  • Ben Trovato

    “The only reason we have Latin is that was the language of the Romans who ruled much of the world including the Holy Land at the time of Jesus. ”

    This kind of simplistic and reductionist analysis wouldn’t even do at GCSE level history… Any sentence beginning “The only reason…” is immediately suspect – and when we are dealing with matters of the Church, in which we can perhaps assume the Holy Spirit has some interest, it is clearly a minimalist approach.

    Was it outside the will, foreknowledge and plan of God that He entered humanity at just that moment when the Roman Empire provided both the language and the mechanisms to spread the Faith across Europe, and just after the Greek philosophers had done the intellectual groundwork, and the Jewish people had done the spiritual groundwork?

    It seems to me that a Catholic way reading of history is very different from yours…

  • Cjm1957

    I thought this was an adult discussion, not a place to insult people …

  • Patt

    I feel confident that our Pope knows what he is doing. I, a unknown to most of the world, look forward to the changes. It should be a learning experience like when we were in school and learned new vocabulary words. Now we’ll have that opportunity once again, possibly to explain them to young people. It might shake things up a little, get us on our toes to tackle the challenge. I assume people will either adjust or stomp out the door to the nearby Protestant “service” where they will discover were Vatican II changes originated..
    That’s my guess for what it is worth..

  • Josephsoleary

    The people who reject the Irish priests’ stance have not yet been exposed to the full horrors of the new translation.

  • Josephsoleary

    Sorry, but the new translation is not beautiful. You cannot put lipstick on a pig.

  • Josephsoleary

    The trouble is that the liturgy in its deadness is the most painful symptom of what is wrong with the church, as so eloquently voiced by many on this thread. But why should we think that the people presiding over the mess are going to be able to suddenly change this painful symptom into a blessing? The new translation more nakedly shows the misery of Catholicism today than the 1973 one.
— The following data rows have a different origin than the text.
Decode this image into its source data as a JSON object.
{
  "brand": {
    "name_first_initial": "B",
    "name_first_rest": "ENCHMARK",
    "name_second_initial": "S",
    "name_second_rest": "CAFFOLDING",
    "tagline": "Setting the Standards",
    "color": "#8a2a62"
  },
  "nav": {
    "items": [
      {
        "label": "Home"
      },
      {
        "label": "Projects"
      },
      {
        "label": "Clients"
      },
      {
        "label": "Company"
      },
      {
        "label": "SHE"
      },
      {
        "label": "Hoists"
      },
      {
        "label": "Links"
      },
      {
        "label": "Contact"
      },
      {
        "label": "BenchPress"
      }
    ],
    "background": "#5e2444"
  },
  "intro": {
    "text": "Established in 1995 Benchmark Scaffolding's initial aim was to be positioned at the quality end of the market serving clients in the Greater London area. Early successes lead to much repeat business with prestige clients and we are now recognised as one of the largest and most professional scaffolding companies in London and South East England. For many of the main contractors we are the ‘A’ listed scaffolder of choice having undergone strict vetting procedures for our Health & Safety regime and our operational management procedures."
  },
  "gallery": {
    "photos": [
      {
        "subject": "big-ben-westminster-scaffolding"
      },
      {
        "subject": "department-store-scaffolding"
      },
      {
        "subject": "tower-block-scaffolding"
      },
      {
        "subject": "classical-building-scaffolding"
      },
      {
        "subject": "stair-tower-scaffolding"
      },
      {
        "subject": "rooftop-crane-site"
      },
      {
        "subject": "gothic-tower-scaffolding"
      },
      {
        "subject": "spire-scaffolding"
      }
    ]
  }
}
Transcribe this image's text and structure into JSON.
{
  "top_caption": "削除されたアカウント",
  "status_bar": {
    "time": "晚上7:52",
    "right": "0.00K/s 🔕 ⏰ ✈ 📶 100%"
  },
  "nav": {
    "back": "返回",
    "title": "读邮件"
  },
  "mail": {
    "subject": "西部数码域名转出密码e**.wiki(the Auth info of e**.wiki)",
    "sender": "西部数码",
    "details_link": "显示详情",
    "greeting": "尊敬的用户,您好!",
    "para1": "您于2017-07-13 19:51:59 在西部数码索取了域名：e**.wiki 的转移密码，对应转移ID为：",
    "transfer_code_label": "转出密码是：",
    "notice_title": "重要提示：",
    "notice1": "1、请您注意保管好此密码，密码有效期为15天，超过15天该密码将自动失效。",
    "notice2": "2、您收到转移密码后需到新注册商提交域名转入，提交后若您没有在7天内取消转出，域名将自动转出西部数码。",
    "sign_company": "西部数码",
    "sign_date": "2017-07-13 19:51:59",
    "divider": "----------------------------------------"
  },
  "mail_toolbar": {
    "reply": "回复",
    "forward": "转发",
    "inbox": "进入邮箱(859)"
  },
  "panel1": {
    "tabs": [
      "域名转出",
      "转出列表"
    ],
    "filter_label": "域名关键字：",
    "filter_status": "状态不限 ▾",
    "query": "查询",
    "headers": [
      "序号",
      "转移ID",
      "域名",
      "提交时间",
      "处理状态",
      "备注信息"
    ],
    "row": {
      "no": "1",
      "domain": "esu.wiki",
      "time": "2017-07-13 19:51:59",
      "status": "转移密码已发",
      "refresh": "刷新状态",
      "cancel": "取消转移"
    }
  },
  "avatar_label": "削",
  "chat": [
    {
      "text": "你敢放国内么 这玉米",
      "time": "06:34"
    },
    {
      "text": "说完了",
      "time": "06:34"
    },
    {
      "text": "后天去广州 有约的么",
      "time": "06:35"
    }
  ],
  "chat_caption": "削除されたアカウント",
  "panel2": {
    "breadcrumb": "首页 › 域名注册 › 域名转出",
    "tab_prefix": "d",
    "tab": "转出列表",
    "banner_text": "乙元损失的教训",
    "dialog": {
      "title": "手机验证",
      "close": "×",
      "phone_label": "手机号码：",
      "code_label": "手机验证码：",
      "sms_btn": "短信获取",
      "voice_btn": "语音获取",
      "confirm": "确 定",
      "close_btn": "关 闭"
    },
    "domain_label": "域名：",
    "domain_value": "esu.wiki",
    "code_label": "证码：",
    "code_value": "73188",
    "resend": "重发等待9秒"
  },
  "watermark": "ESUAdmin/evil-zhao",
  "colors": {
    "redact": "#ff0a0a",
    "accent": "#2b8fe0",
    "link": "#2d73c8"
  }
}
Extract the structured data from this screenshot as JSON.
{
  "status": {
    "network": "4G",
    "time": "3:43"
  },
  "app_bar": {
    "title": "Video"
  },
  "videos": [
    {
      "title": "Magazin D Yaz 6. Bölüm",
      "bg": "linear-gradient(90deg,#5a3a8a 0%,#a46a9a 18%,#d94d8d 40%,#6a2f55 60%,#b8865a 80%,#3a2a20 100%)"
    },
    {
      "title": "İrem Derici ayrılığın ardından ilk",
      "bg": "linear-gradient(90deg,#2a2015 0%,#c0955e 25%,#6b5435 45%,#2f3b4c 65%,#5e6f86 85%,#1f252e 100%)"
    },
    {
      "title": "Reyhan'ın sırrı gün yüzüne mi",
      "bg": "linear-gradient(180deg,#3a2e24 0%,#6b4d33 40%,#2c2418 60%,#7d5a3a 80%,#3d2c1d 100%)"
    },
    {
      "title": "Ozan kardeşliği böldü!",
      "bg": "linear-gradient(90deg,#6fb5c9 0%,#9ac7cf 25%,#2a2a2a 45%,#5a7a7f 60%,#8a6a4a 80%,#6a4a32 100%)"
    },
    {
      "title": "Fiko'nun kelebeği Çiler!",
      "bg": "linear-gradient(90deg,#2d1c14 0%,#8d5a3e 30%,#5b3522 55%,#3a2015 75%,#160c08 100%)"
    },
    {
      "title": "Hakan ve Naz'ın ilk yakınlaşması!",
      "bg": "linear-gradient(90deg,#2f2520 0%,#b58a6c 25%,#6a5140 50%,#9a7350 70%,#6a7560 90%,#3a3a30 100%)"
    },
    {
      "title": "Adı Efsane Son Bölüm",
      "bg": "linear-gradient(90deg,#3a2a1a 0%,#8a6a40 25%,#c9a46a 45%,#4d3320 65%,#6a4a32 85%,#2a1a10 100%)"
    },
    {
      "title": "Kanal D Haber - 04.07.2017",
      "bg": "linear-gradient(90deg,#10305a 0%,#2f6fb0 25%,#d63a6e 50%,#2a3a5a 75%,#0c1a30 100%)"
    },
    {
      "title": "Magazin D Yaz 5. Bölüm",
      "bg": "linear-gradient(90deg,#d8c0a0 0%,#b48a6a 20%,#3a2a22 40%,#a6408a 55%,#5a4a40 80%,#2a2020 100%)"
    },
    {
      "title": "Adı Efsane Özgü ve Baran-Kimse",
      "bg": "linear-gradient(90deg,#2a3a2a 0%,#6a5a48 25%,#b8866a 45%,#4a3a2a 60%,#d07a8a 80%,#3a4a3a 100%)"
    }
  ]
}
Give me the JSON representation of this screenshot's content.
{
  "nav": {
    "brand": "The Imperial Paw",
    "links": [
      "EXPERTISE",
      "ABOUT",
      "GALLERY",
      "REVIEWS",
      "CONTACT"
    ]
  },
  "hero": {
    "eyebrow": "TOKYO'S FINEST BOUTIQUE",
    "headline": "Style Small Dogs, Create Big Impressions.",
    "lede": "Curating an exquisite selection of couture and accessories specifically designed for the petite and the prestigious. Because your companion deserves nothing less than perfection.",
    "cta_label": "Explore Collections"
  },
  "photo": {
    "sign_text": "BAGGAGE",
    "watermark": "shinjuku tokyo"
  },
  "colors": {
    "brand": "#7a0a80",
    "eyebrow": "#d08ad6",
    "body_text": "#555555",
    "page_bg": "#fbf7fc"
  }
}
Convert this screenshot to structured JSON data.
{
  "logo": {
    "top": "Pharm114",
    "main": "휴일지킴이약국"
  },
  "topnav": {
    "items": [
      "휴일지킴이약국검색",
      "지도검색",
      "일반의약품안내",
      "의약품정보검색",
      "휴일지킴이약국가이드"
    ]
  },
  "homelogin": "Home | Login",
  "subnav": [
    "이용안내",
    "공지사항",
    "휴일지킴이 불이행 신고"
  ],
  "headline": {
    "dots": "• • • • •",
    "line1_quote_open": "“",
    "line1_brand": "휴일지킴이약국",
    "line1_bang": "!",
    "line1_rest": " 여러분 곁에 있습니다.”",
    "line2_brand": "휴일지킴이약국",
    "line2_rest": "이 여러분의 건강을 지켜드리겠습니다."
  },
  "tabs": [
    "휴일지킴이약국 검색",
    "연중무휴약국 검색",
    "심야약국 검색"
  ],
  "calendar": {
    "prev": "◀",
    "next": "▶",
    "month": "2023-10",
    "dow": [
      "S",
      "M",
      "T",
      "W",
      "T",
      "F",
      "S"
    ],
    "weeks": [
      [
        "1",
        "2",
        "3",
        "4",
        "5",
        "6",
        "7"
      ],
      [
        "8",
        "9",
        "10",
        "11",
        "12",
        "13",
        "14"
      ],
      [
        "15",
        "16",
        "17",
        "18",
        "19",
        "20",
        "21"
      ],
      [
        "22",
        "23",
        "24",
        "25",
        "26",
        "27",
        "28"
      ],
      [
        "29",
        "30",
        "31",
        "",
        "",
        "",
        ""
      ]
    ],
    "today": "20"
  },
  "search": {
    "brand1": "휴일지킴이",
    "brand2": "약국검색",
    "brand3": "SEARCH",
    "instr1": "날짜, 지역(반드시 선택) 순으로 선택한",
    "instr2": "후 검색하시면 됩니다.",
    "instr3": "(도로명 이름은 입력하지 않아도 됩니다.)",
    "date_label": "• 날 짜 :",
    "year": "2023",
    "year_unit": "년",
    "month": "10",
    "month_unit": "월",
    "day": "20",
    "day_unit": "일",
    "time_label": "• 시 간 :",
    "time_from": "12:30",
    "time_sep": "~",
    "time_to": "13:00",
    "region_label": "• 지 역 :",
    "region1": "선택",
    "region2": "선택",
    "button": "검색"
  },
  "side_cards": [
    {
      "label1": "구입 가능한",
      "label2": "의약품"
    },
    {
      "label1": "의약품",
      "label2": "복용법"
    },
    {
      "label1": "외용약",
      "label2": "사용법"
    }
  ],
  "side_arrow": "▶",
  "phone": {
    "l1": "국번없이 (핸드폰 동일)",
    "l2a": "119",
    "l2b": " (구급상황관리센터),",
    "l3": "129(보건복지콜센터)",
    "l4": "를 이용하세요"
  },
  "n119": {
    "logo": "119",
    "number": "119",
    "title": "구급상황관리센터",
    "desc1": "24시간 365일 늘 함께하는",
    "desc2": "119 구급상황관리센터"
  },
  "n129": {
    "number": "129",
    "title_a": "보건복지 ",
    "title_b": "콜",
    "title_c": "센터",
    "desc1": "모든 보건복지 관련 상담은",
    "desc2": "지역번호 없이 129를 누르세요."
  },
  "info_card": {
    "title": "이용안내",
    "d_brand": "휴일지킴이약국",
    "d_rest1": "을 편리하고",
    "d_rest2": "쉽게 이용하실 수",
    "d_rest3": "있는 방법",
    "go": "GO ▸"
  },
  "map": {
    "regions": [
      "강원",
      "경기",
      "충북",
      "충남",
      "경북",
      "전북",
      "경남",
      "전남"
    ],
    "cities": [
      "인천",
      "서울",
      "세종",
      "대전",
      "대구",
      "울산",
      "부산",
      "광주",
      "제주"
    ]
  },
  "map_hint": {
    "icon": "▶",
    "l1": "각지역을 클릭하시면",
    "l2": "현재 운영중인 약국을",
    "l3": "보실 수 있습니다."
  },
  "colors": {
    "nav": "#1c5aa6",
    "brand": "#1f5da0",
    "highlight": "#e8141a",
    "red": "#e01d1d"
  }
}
  • Josephsoleary

    The debate is kept going by tawdry talking points, in the absence of anything more substantive.

  • Josephsoleary

    There is no hieratic language in the synoptic gospels.

  • Josephsoleary

    This is another vacuous talking point. The language of the Psalms is not hieratic either.

  • Tiggy

    Just as well your in Japan then Fathger!